  43. 43. Autofocus Telescopes
  44. 44. COMPONENTS • Objective lens: – Always +ve/ convergent lens – Placed towards object – Large in diameter – Noted as Dobj or D1 • Ocular/ Eyepiece lens: – Either +ve (Keplerian) / -ve (Galilean) lens – Placed closest to the eye – Noted as Doc or D2
  45. 45. TELESCOPESTELESCOPES • It can be used in two different ways • 1)Focally • 2)a focally • When used afocally • -produces only an angular magnification • -objective & ocular lenses are separated by a distance equal to the absolute values of their focal length- normal adjustment • -image & object are located at infinity
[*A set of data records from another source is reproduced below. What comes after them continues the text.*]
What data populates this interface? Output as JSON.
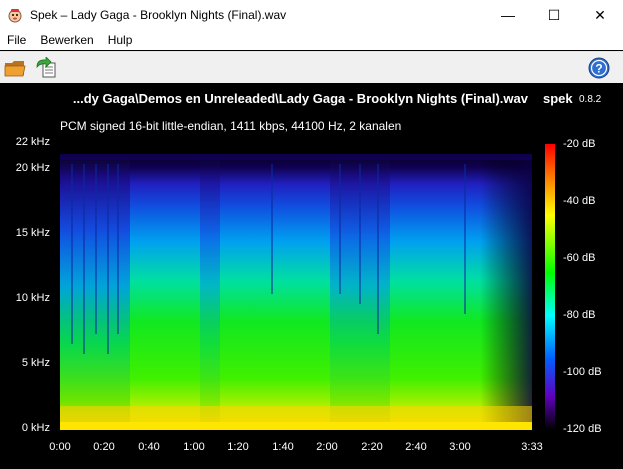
{
  "window": {
    "title": "Spek – Lady Gaga - Brooklyn Nights (Final).wav",
    "minimize_glyph": "—",
    "maximize_glyph": "☐",
    "close_glyph": "✕"
  },
  "menu": [
    "File",
    "Bewerken",
    "Hulp"
  ],
  "toolbar": {
    "open_icon": "open-folder-icon",
    "save_icon": "save-icon",
    "help_icon": "help-icon"
  },
  "spectrogram": {
    "file_title": "...dy Gaga\\Demos en Unreleaded\\Lady Gaga - Brooklyn Nights (Final).wav",
    "app_name": "spek",
    "app_version": "0.8.2",
    "description": "PCM signed 16-bit little-endian, 1411 kbps, 44100 Hz, 2 kanalen",
    "y_labels": [
      "22 kHz",
      "20 kHz",
      "15 kHz",
      "10 kHz",
      "5 kHz",
      "0 kHz"
    ],
    "x_labels": [
      "0:00",
      "0:20",
      "0:40",
      "1:00",
      "1:20",
      "1:40",
      "2:00",
      "2:20",
      "2:40",
      "3:00",
      "3:33"
    ],
    "db_labels": [
      "-20 dB",
      "-40 dB",
      "-60 dB",
      "-80 dB",
      "-100 dB",
      "-120 dB"
    ],
    "colors": {
      "background": "#000000",
      "text": "#ffffff"
    }
  }
}
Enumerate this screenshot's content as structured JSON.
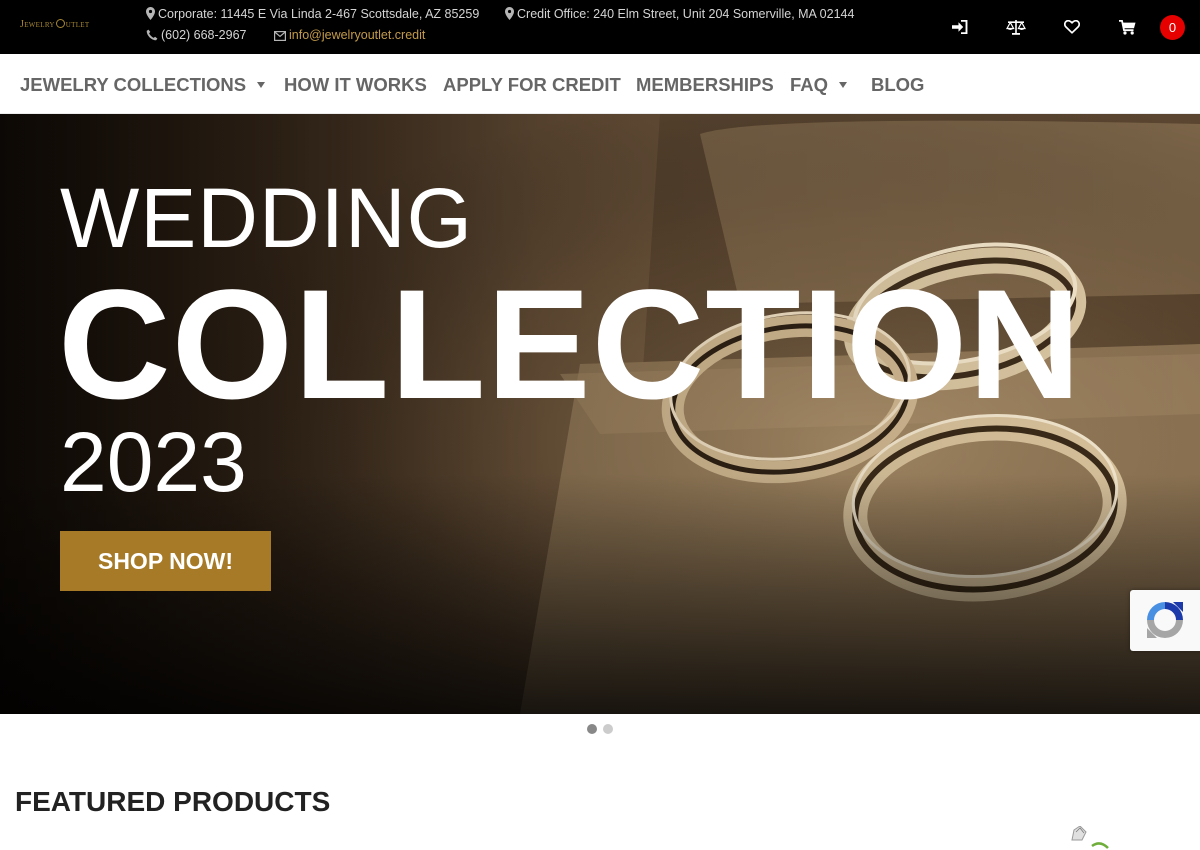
{
  "topbar": {
    "logo_text": "Jewelry Outlet",
    "corporate": "Corporate: 11445 E Via Linda 2-467 Scottsdale, AZ 85259",
    "credit_office": "Credit Office: 240 Elm Street, Unit 204 Somerville, MA 02144",
    "phone": "(602) 668-2967",
    "email": "info@jewelryoutlet.credit",
    "cart_count": "0",
    "icons": [
      "sign-in-icon",
      "compare-scale-icon",
      "heart-icon",
      "shopping-cart-icon"
    ]
  },
  "nav": {
    "items": [
      {
        "label": "JEWELRY COLLECTIONS",
        "has_dropdown": true
      },
      {
        "label": "HOW IT WORKS",
        "has_dropdown": false
      },
      {
        "label": "APPLY FOR CREDIT",
        "has_dropdown": false
      },
      {
        "label": "MEMBERSHIPS",
        "has_dropdown": false
      },
      {
        "label": "FAQ",
        "has_dropdown": true
      },
      {
        "label": "BLOG",
        "has_dropdown": false
      }
    ]
  },
  "hero": {
    "line1": "WEDDING",
    "line2": "COLLECTION",
    "line3": "2023",
    "cta": "SHOP NOW!",
    "slide_count": 2,
    "active_slide": 1
  },
  "featured": {
    "title": "FEATURED PRODUCTS"
  },
  "colors": {
    "topbar_bg": "#000000",
    "accent_gold": "#a67a26",
    "link_gold": "#c39a4a",
    "nav_text": "#666666",
    "cart_badge": "#e60000"
  }
}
  46. 46. • The ocular lenses is positioned in such a way that its primary focal point is located coincident with the image formed by the objective lenses • Two types of telescopes Galilean Keplerian • Magnification=-Doc Dobj • Equivalent power= 0
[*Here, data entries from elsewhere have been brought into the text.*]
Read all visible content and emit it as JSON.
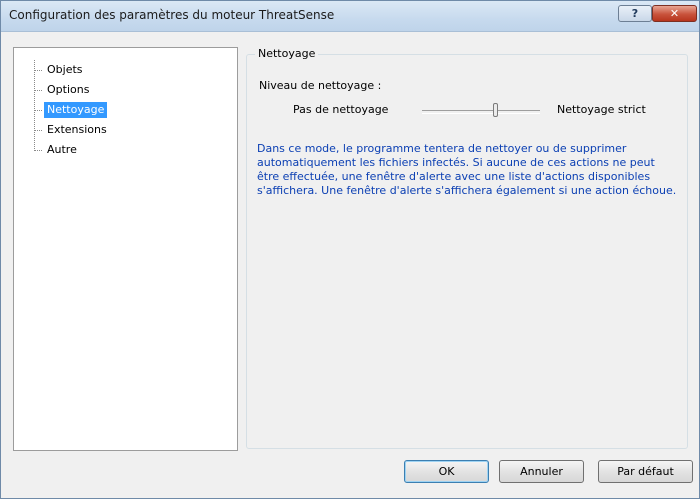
{
  "window": {
    "title": "Configuration des paramètres du moteur ThreatSense",
    "help_label": "?",
    "close_label": "✕"
  },
  "tree": {
    "items": [
      {
        "label": "Objets",
        "selected": false
      },
      {
        "label": "Options",
        "selected": false
      },
      {
        "label": "Nettoyage",
        "selected": true
      },
      {
        "label": "Extensions",
        "selected": false
      },
      {
        "label": "Autre",
        "selected": false
      }
    ]
  },
  "cleaning": {
    "group_title": "Nettoyage",
    "level_label": "Niveau de nettoyage :",
    "slider_min_label": "Pas de nettoyage",
    "slider_max_label": "Nettoyage strict",
    "description": "Dans ce mode, le programme tentera de nettoyer ou de supprimer automatiquement les fichiers infectés. Si aucune de ces actions ne peut être effectuée, une fenêtre d'alerte avec une liste d'actions disponibles s'affichera. Une fenêtre d'alerte s'affichera également si une action échoue."
  },
  "buttons": {
    "ok": "OK",
    "cancel": "Annuler",
    "default": "Par défaut"
  },
  "colors": {
    "selection": "#3399ff",
    "description_text": "#0b3fb3",
    "close_button": "#c8533c"
  }
}
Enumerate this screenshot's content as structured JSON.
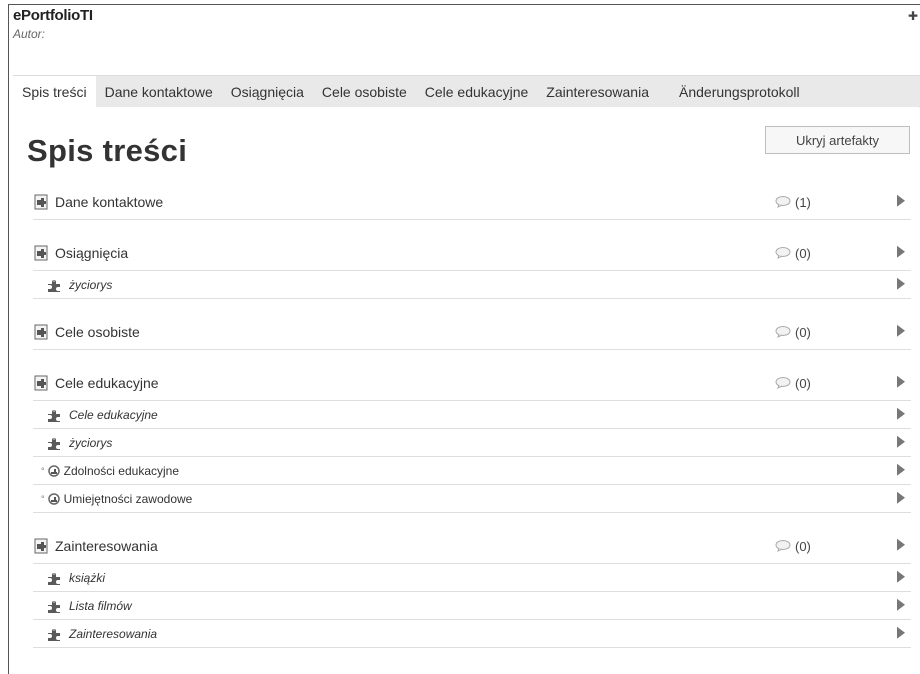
{
  "header": {
    "title": "ePortfolioTI",
    "author_label": "Autor:"
  },
  "tabs": [
    {
      "label": "Spis treści",
      "active": true
    },
    {
      "label": "Dane kontaktowe"
    },
    {
      "label": "Osiągnięcia"
    },
    {
      "label": "Cele osobiste"
    },
    {
      "label": "Cele edukacyjne"
    },
    {
      "label": "Zainteresowania"
    },
    {
      "label": "Änderungsprotokoll"
    }
  ],
  "main": {
    "title": "Spis treści",
    "hide_button": "Ukryj artefakty",
    "sections": [
      {
        "label": "Dane kontaktowe",
        "comments": "(1)",
        "items": []
      },
      {
        "label": "Osiągnięcia",
        "comments": "(0)",
        "items": [
          {
            "label": "życiorys",
            "type": "artefact"
          }
        ]
      },
      {
        "label": "Cele osobiste",
        "comments": "(0)",
        "items": []
      },
      {
        "label": "Cele edukacyjne",
        "comments": "(0)",
        "items": [
          {
            "label": "Cele edukacyjne",
            "type": "artefact"
          },
          {
            "label": "życiorys",
            "type": "artefact"
          },
          {
            "label": "Zdolności edukacyjne",
            "type": "competence"
          },
          {
            "label": "Umiejętności zawodowe",
            "type": "competence"
          }
        ]
      },
      {
        "label": "Zainteresowania",
        "comments": "(0)",
        "items": [
          {
            "label": "książki",
            "type": "artefact"
          },
          {
            "label": "Lista filmów",
            "type": "artefact"
          },
          {
            "label": "Zainteresowania",
            "type": "artefact"
          }
        ]
      }
    ]
  },
  "icons": {
    "section": "page-puzzle-icon",
    "artefact": "puzzle-icon",
    "competence": "competence-icon",
    "comments": "comment-bubble-icon",
    "arrow": "play-arrow-icon"
  }
}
  47. 47. • Telescopes when used focally,Telescopes when used focally, • Primarily due to RDM • Have finite focal distance(FOR NEAR AND INTERMEDIATE) • Can be used focally by three methods – Increasing the power of objective lens – Decreasing the power of ocular lens – Changing the separation of the lenses •
  48. 48. • Examples: – Telemicroscopes – Reading telescopes – Surgical telescopes – Near point telescopes – Telescopic loupes
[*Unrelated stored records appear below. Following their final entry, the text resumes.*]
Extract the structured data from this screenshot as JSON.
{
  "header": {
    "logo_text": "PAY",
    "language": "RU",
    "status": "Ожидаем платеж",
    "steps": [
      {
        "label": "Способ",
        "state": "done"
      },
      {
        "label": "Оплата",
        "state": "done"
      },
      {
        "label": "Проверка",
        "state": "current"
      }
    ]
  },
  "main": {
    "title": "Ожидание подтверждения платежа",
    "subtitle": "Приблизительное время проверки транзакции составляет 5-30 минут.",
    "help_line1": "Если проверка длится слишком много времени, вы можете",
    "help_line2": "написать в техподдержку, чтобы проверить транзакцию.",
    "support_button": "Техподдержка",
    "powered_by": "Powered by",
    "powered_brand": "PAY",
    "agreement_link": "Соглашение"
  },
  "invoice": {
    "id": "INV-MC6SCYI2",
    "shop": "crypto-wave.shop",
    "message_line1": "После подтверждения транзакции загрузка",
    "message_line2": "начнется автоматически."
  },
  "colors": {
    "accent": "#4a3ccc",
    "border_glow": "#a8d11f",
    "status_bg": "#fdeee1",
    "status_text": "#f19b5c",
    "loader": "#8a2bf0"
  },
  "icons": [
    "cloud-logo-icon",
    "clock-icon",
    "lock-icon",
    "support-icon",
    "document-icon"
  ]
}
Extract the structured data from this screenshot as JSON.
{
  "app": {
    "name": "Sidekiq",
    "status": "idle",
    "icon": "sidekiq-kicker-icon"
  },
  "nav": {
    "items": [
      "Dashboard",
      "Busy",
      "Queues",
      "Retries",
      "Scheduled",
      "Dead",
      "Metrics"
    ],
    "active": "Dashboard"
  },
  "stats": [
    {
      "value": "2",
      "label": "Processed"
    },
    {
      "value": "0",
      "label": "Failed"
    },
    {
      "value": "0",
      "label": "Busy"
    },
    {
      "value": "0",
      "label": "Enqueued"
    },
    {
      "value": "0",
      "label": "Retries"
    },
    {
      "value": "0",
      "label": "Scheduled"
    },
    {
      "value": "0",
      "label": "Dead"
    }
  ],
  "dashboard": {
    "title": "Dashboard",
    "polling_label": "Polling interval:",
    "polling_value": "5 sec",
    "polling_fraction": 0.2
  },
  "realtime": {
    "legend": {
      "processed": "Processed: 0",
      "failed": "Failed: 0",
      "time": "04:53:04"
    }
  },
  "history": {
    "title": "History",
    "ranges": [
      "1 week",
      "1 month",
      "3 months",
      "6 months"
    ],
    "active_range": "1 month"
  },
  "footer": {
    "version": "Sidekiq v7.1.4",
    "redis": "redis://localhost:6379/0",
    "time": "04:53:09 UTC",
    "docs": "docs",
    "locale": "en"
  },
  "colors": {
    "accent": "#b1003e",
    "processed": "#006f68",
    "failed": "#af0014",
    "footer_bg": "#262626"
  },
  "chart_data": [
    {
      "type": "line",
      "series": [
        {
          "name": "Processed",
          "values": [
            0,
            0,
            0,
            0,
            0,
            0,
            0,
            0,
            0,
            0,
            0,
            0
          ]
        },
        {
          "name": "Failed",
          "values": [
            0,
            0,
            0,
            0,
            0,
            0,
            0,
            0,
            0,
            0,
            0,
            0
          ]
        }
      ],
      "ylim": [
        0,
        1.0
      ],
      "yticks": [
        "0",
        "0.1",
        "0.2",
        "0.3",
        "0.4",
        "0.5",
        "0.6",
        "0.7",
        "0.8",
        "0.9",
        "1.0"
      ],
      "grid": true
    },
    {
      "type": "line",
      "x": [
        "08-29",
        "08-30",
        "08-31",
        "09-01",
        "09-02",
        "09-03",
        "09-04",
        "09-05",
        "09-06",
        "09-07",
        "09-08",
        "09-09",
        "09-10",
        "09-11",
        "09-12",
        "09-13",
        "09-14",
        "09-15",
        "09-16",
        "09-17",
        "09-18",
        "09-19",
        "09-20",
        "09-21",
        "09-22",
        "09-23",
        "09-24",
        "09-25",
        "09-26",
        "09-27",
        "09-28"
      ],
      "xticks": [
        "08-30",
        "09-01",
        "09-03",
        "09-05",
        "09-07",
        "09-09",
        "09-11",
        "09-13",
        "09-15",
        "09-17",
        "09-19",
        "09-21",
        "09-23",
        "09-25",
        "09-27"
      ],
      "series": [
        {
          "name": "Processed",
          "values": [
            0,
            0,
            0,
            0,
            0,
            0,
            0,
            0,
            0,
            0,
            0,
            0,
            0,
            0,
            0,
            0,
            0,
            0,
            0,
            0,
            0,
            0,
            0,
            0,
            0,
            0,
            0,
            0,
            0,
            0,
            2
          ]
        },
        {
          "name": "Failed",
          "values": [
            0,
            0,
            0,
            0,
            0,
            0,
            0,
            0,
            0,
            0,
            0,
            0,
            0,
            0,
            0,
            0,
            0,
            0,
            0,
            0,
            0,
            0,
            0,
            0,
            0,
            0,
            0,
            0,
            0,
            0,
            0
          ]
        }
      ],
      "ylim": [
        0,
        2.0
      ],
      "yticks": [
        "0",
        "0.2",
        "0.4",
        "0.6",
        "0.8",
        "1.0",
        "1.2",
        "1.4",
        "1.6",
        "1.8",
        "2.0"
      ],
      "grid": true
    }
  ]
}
  49. 49. Comparision Keplerian • Objective lens - Positive • Ocular lens- Positive • Eyepiece system- compound • Weight- heavier • Length- Longer • Exit pupil location- outside system • Magnification- Up to 10X • Uncorr. Myopia- Increased magn • Uncorr. Hyperopia-Decreased magn • Field of View- Larger • Image Quality- Better • Cost Higher Galilean Positive Negative Simple Lighter Shorter Inside system Up to 4X Decrease Magn Increase Magn Smaller Poorer Lower
  50. 50. Exit Pupil • Image of objective lens as seen by the eyepiece • Galilean – inside telescope • Keplerian – floating outside
  51. 51. Exit Pupil (Galilean) “With” Movement
  52. 52. Exit Pupil (Keplerian) “Against” Movement
  53. 53. Optics of telescope Galilean telescope Keplerian telescope
  54. 54. Keplerian Telescope • Use prism to re- invert the image for Keplerian Telescope
  55. 55. Telescopes used by uncorrectedTelescopes used by uncorrected spherical ametropiaspherical ametropia • when uncorrected Myopes uses Galilean telescope magnification decreases. • Still can have focused image on the retina by adjusting the tube length -shorten. • Hyperopic eye has a minus refractive error – that is corrected by a plus lens.
  56. 56. Magnification of telescope • M = Fe/Fo where, Fe= power of eyepiece, Fo= power of the objective OR, entrance pupil diameter/exit pupil diameter. • FOV = objective lens diameter/mag. of telescope
  57. 57. Telescopes • Incorporates angular magnification • Most systems are afocal • Increased magnification lead to decreased FOV.
  58. 58. Prescribing telescope • Handheld Vs Spectacle mounted – Temporary or occasional use – Handheld (with cords/straps or finger-ring) • Reading chalkboard, street sign, traffic lights, sport, view scenery etc – Long term / prolonged viewing- Spectacle- mounted • Watching TV, driving etc • Spec mounted in carrier lens (full diameter/ full field position) • Positioned superiorly – Bioptic telescope • Positioned inferiorly – reading / surgical telescope
  59. 59. Prescribing telescope Monocular Hand held Telescope Binocular Spectacle mounted Telescope
  60. 60. Prescribing telescope • Determining required magnification – MTS= Best VA / Target Acuity – Target acuity is usually 20/40, 20/50 • Binocular Vs Monocular – Binocular for prolong tasks – For binocular, should have equal VA & binocularity – Occasionally, use as biocular (alternate fixation) – Monocular if need to change fixation at various dist
  61. 61. Devices for Peripheral Visual Field Defects • Prisms • Minus lens • Reverse Telescope system • Amorphic lens
  62. 62. THANKYOU…..

Hinweis der Redaktion

  • Mirrors: Attach to the nasal aspect of the spectacle lens. Angle mirror toward non-seeing area. Advise patient on image reversal. Left-right reversal. These are available on clip-on or or permanently affixed. Prescribed mostly for hemianoptic field defects
    Minus lens: Hold away from the eye so more information fits into the usable visual field